**EXERCISE DIRECTIONS**
Filter the entries that follow, copying every line in which the word "icon" appears.

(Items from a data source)
--------

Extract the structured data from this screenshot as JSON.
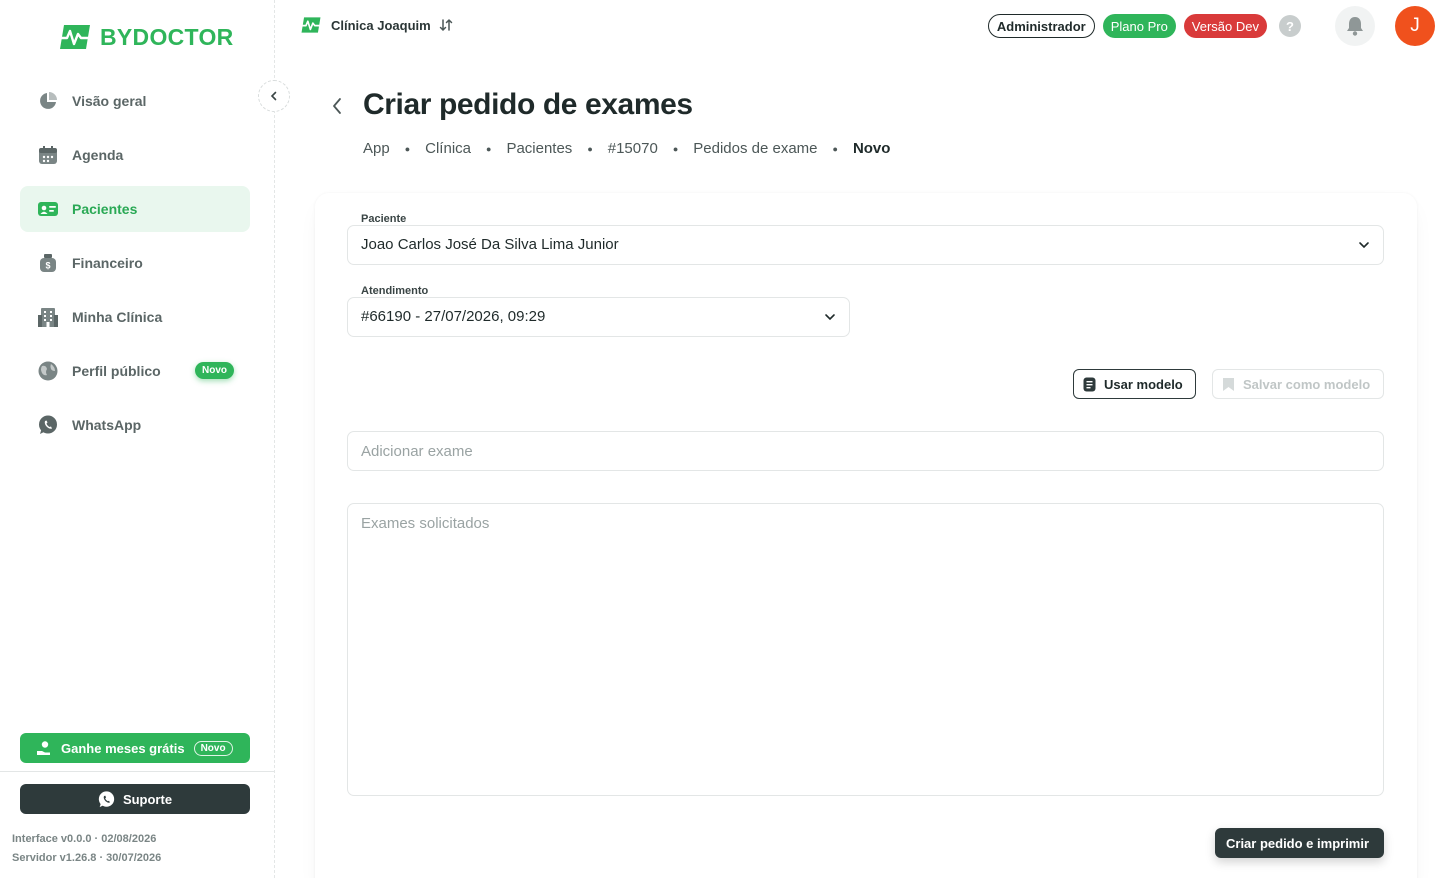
{
  "brand": {
    "name": "BYDOCTOR"
  },
  "sidebar": {
    "items": [
      {
        "label": "Visão geral",
        "icon": "pie-chart-icon"
      },
      {
        "label": "Agenda",
        "icon": "calendar-icon"
      },
      {
        "label": "Pacientes",
        "icon": "id-card-icon",
        "active": true
      },
      {
        "label": "Financeiro",
        "icon": "money-bag-icon"
      },
      {
        "label": "Minha Clínica",
        "icon": "building-icon"
      },
      {
        "label": "Perfil público",
        "icon": "globe-icon",
        "badge": "Novo"
      },
      {
        "label": "WhatsApp",
        "icon": "whatsapp-icon"
      }
    ],
    "promo": {
      "label": "Ganhe meses grátis",
      "badge": "Novo"
    },
    "support_label": "Suporte",
    "interface_version": "Interface v0.0.0 · 02/08/2026",
    "server_version": "Servidor v1.26.8 · 30/07/2026"
  },
  "topbar": {
    "clinic_name": "Clínica Joaquim",
    "role_badge": "Administrador",
    "plan_badge": "Plano Pro",
    "version_badge": "Versão Dev",
    "help_label": "?",
    "avatar_initial": "J"
  },
  "header": {
    "title": "Criar pedido de exames",
    "breadcrumb": [
      "App",
      "Clínica",
      "Pacientes",
      "#15070",
      "Pedidos de exame"
    ],
    "breadcrumb_current": "Novo"
  },
  "form": {
    "patient_label": "Paciente",
    "patient_value": "Joao Carlos José Da Silva Lima Junior",
    "appointment_label": "Atendimento",
    "appointment_value": "#66190 - 27/07/2026, 09:29",
    "use_template_label": "Usar modelo",
    "save_template_label": "Salvar como modelo",
    "add_exam_placeholder": "Adicionar exame",
    "requested_exams_placeholder": "Exames solicitados",
    "submit_label": "Criar pedido e imprimir"
  },
  "colors": {
    "brand_green": "#2fb55a",
    "dark": "#2e3a3b",
    "danger": "#d93a3a",
    "avatar": "#f0511d"
  }
}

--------

**OUTPUT BELOW**
        "icon": "pie-chart-icon"
        "icon": "calendar-icon"
        "icon": "id-card-icon",
        "icon": "money-bag-icon"
        "icon": "building-icon"
        "icon": "globe-icon",
        "icon": "whatsapp-icon"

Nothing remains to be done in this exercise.